● **Data extract**

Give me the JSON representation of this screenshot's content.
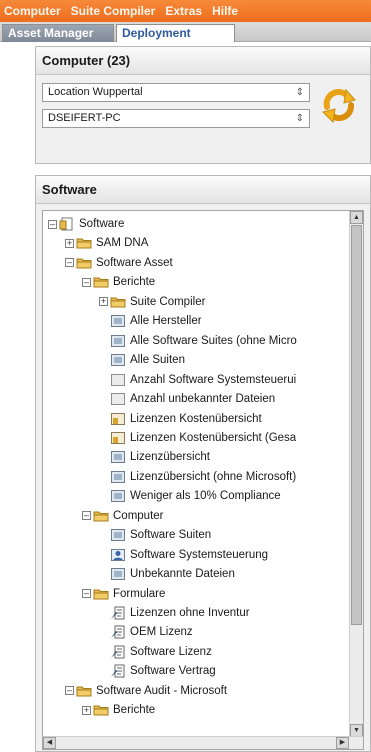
{
  "menu": [
    "Computer",
    "Suite Compiler",
    "Extras",
    "Hilfe"
  ],
  "tabs": [
    {
      "label": "Asset Manager",
      "active": false
    },
    {
      "label": "Deployment",
      "active": true
    }
  ],
  "computer_panel": {
    "title": "Computer (23)",
    "location_select": "Location Wuppertal",
    "computer_select": "DSEIFERT-PC",
    "refresh_icon": "refresh-arrows-icon"
  },
  "software_panel": {
    "title": "Software",
    "tree": [
      {
        "label": "Software",
        "icon": "root-icon",
        "toggle": "minus"
      },
      {
        "label": "SAM DNA",
        "icon": "folder-icon",
        "toggle": "plus"
      },
      {
        "label": "Software Asset",
        "icon": "folder-icon",
        "toggle": "minus"
      },
      {
        "label": "Berichte",
        "icon": "folder-icon",
        "toggle": "minus"
      },
      {
        "label": "Suite Compiler",
        "icon": "folder-icon",
        "toggle": "plus"
      },
      {
        "label": "Alle Hersteller",
        "icon": "report-icon"
      },
      {
        "label": "Alle Software Suites (ohne Micro",
        "icon": "report-icon"
      },
      {
        "label": "Alle Suiten",
        "icon": "report-icon"
      },
      {
        "label": "Anzahl Software Systemsteuerui",
        "icon": "blank-report-icon"
      },
      {
        "label": "Anzahl unbekannter Dateien",
        "icon": "blank-report-icon"
      },
      {
        "label": "Lizenzen Kostenübersicht",
        "icon": "cost-report-icon"
      },
      {
        "label": "Lizenzen Kostenübersicht (Gesa",
        "icon": "cost-report-icon"
      },
      {
        "label": "Lizenzübersicht",
        "icon": "report-icon"
      },
      {
        "label": "Lizenzübersicht (ohne Microsoft)",
        "icon": "report-icon"
      },
      {
        "label": "Weniger als 10% Compliance",
        "icon": "report-icon"
      },
      {
        "label": "Computer",
        "icon": "folder-icon",
        "toggle": "minus"
      },
      {
        "label": "Software Suiten",
        "icon": "report-icon"
      },
      {
        "label": "Software Systemsteuerung",
        "icon": "user-report-icon"
      },
      {
        "label": "Unbekannte Dateien",
        "icon": "report-icon"
      },
      {
        "label": "Formulare",
        "icon": "folder-icon",
        "toggle": "minus"
      },
      {
        "label": "Lizenzen ohne Inventur",
        "icon": "form-icon"
      },
      {
        "label": "OEM Lizenz",
        "icon": "form-icon"
      },
      {
        "label": "Software Lizenz",
        "icon": "form-icon"
      },
      {
        "label": "Software Vertrag",
        "icon": "form-icon"
      },
      {
        "label": "Software Audit - Microsoft",
        "icon": "folder-icon",
        "toggle": "minus"
      },
      {
        "label": "Berichte",
        "icon": "folder-icon",
        "toggle": "plus"
      }
    ]
  },
  "colors": {
    "menu_bar": "#ee6e1c",
    "active_tab_text": "#2f5aa0",
    "folder": "#e6b94a"
  }
}
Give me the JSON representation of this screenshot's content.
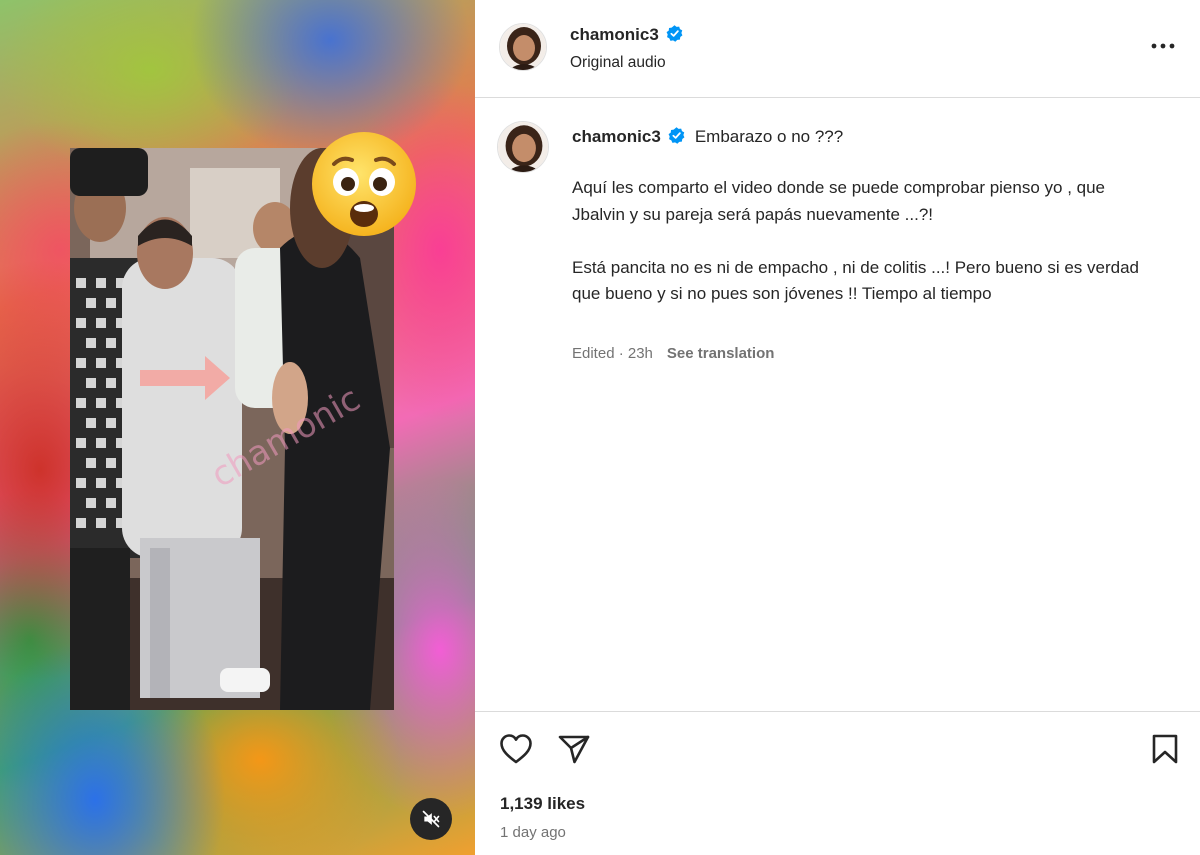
{
  "post": {
    "username": "chamonic3",
    "audio_label": "Original audio",
    "caption_title": "Embarazo o no ???",
    "caption_paragraphs": [
      "Aquí les comparto el video donde se puede comprobar pienso yo , que Jbalvin y su pareja será papás nuevamente ...?!",
      "Está pancita no es ni de empacho , ni de colitis ...! Pero bueno si es verdad que bueno y si no pues son jóvenes !! Tiempo al tiempo"
    ],
    "edited_label": "Edited · 23h",
    "see_translation": "See translation",
    "likes": "1,139 likes",
    "time_ago": "1 day ago"
  },
  "colors": {
    "verified": "#0095f6",
    "text": "#262626",
    "muted": "#737373",
    "divider": "#dbdbdb"
  },
  "icons": [
    "verified-badge-icon",
    "more-options-icon",
    "heart-icon",
    "share-icon",
    "bookmark-icon",
    "mute-icon",
    "surprised-emoji"
  ]
}
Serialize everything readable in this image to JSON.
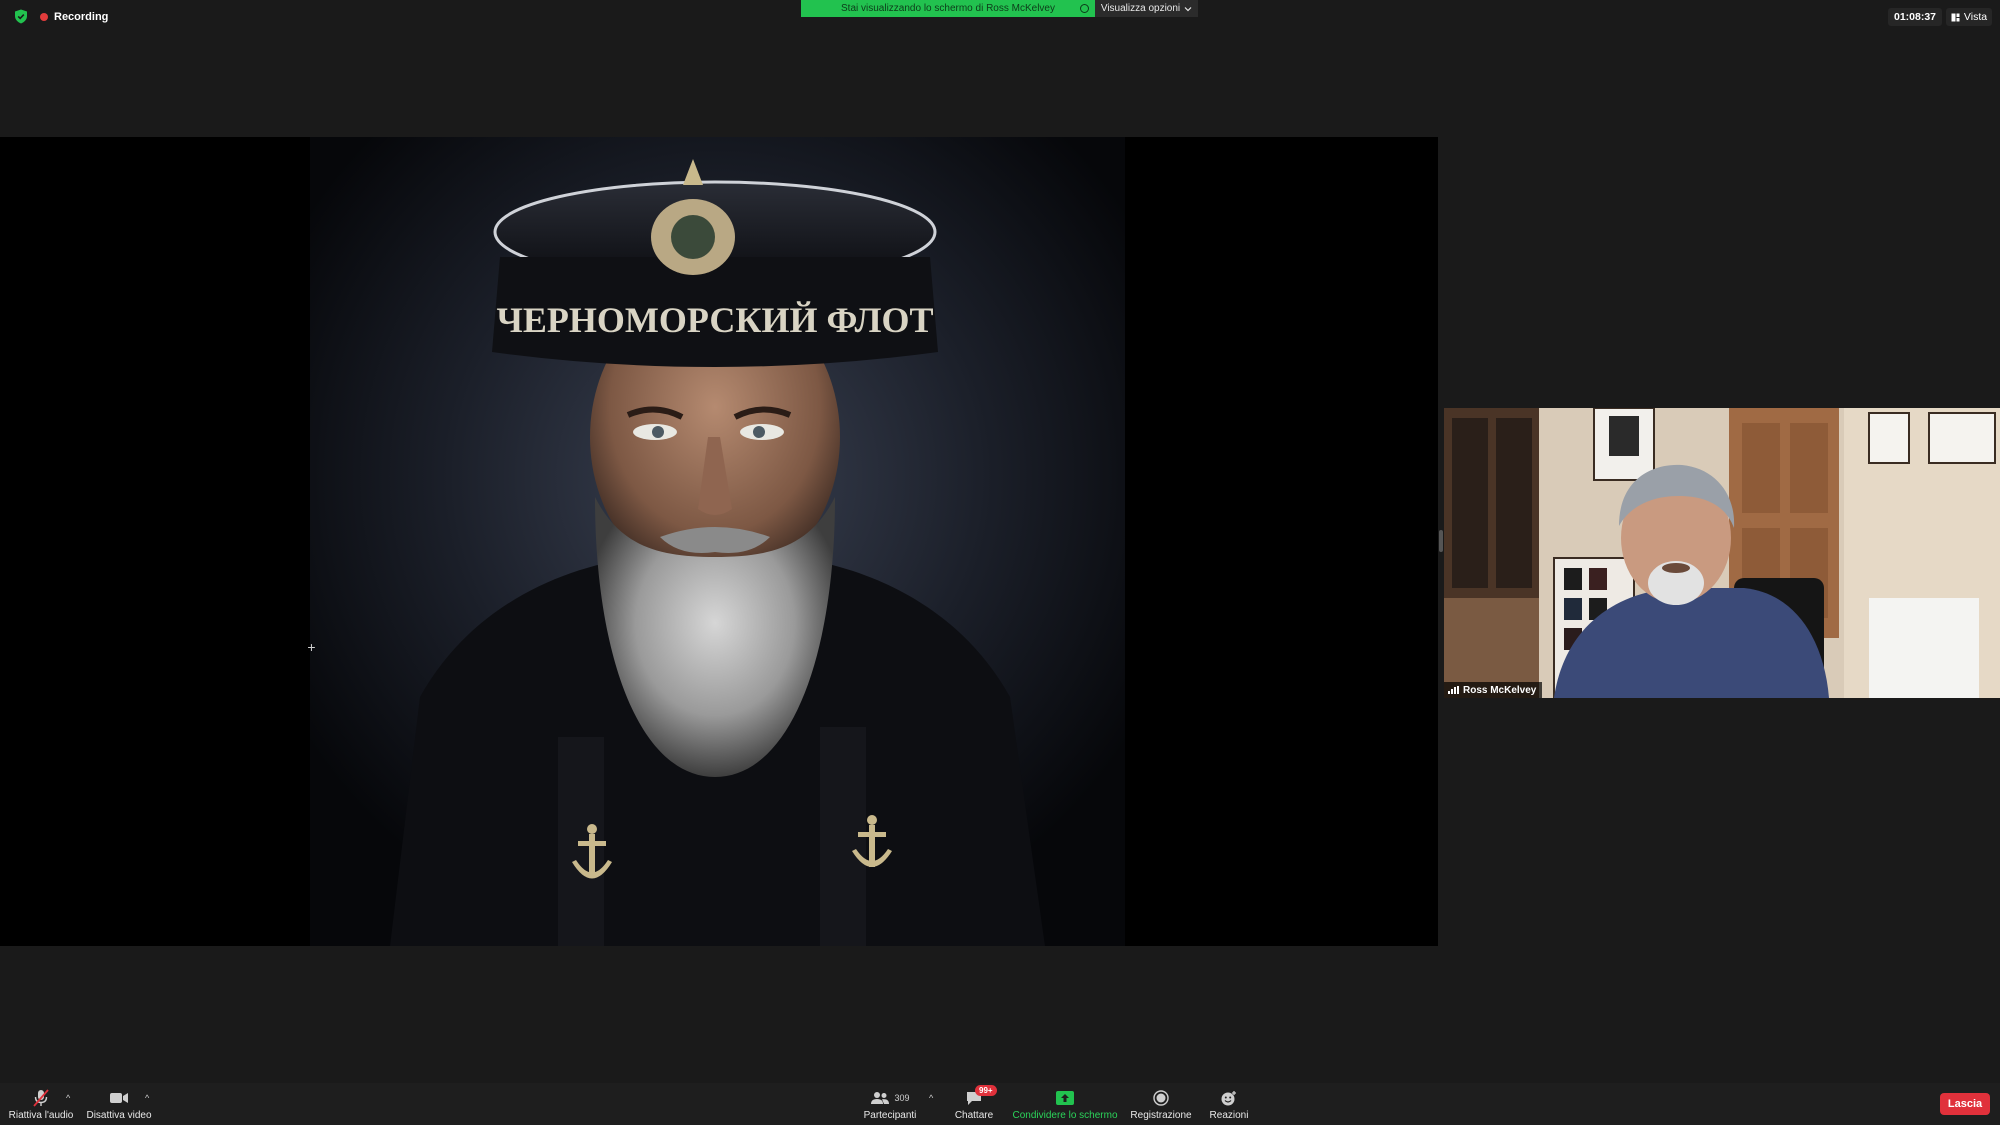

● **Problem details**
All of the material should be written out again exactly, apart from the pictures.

● **Answer space**
Give me the JSON representation of this screenshot's content.
{
  "menu": [
    "Computer",
    "Suite Compiler",
    "Extras",
    "Hilfe"
  ],
  "tabs": [
    {
      "label": "Asset Manager",
      "active": false
    },
    {
      "label": "Deployment",
      "active": true
    }
  ],
  "computer_panel": {
    "title": "Computer (23)",
    "location_select": "Location Wuppertal",
    "computer_select": "DSEIFERT-PC",
    "refresh_icon": "refresh-arrows-icon"
  },
  "software_panel": {
    "title": "Software",
    "tree": [
      {
        "label": "Software",
        "icon": "root-icon",
        "toggle": "minus"
      },
      {
        "label": "SAM DNA",
        "icon": "folder-icon",
        "toggle": "plus"
      },
      {
        "label": "Software Asset",
        "icon": "folder-icon",
        "toggle": "minus"
      },
      {
        "label": "Berichte",
        "icon": "folder-icon",
        "toggle": "minus"
      },
      {
        "label": "Suite Compiler",
        "icon": "folder-icon",
        "toggle": "plus"
      },
      {
        "label": "Alle Hersteller",
        "icon": "report-icon"
      },
      {
        "label": "Alle Software Suites (ohne Micro",
        "icon": "report-icon"
      },
      {
        "label": "Alle Suiten",
        "icon": "report-icon"
      },
      {
        "label": "Anzahl Software Systemsteuerui",
        "icon": "blank-report-icon"
      },
      {
        "label": "Anzahl unbekannter Dateien",
        "icon": "blank-report-icon"
      },
      {
        "label": "Lizenzen Kostenübersicht",
        "icon": "cost-report-icon"
      },
      {
        "label": "Lizenzen Kostenübersicht (Gesa",
        "icon": "cost-report-icon"
      },
      {
        "label": "Lizenzübersicht",
        "icon": "report-icon"
      },
      {
        "label": "Lizenzübersicht (ohne Microsoft)",
        "icon": "report-icon"
      },
      {
        "label": "Weniger als 10% Compliance",
        "icon": "report-icon"
      },
      {
        "label": "Computer",
        "icon": "folder-icon",
        "toggle": "minus"
      },
      {
        "label": "Software Suiten",
        "icon": "report-icon"
      },
      {
        "label": "Software Systemsteuerung",
        "icon": "user-report-icon"
      },
      {
        "label": "Unbekannte Dateien",
        "icon": "report-icon"
      },
      {
        "label": "Formulare",
        "icon": "folder-icon",
        "toggle": "minus"
      },
      {
        "label": "Lizenzen ohne Inventur",
        "icon": "form-icon"
      },
      {
        "label": "OEM Lizenz",
        "icon": "form-icon"
      },
      {
        "label": "Software Lizenz",
        "icon": "form-icon"
      },
      {
        "label": "Software Vertrag",
        "icon": "form-icon"
      },
      {
        "label": "Software Audit - Microsoft",
        "icon": "folder-icon",
        "toggle": "minus"
      },
      {
        "label": "Berichte",
        "icon": "folder-icon",
        "toggle": "plus"
      }
    ]
  },
  "colors": {
    "menu_bar": "#ee6e1c",
    "active_tab_text": "#2f5aa0",
    "folder": "#e6b94a"
  }
}
Give me the JSON representation of this screenshot's content.
{
  "post": {
    "username": "chamonic3",
    "audio_label": "Original audio",
    "caption_title": "Embarazo o no ???",
    "caption_paragraphs": [
      "Aquí les comparto el video donde se puede comprobar pienso yo , que Jbalvin y su pareja será papás nuevamente ...?!",
      "Está pancita no es ni de empacho , ni de colitis ...! Pero bueno si es verdad que bueno y si no pues son jóvenes !! Tiempo al tiempo"
    ],
    "edited_label": "Edited · 23h",
    "see_translation": "See translation",
    "likes": "1,139 likes",
    "time_ago": "1 day ago"
  },
  "colors": {
    "verified": "#0095f6",
    "text": "#262626",
    "muted": "#737373",
    "divider": "#dbdbdb"
  },
  "icons": [
    "verified-badge-icon",
    "more-options-icon",
    "heart-icon",
    "share-icon",
    "bookmark-icon",
    "mute-icon",
    "surprised-emoji"
  ]
}
Serialize everything readable in this image to JSON.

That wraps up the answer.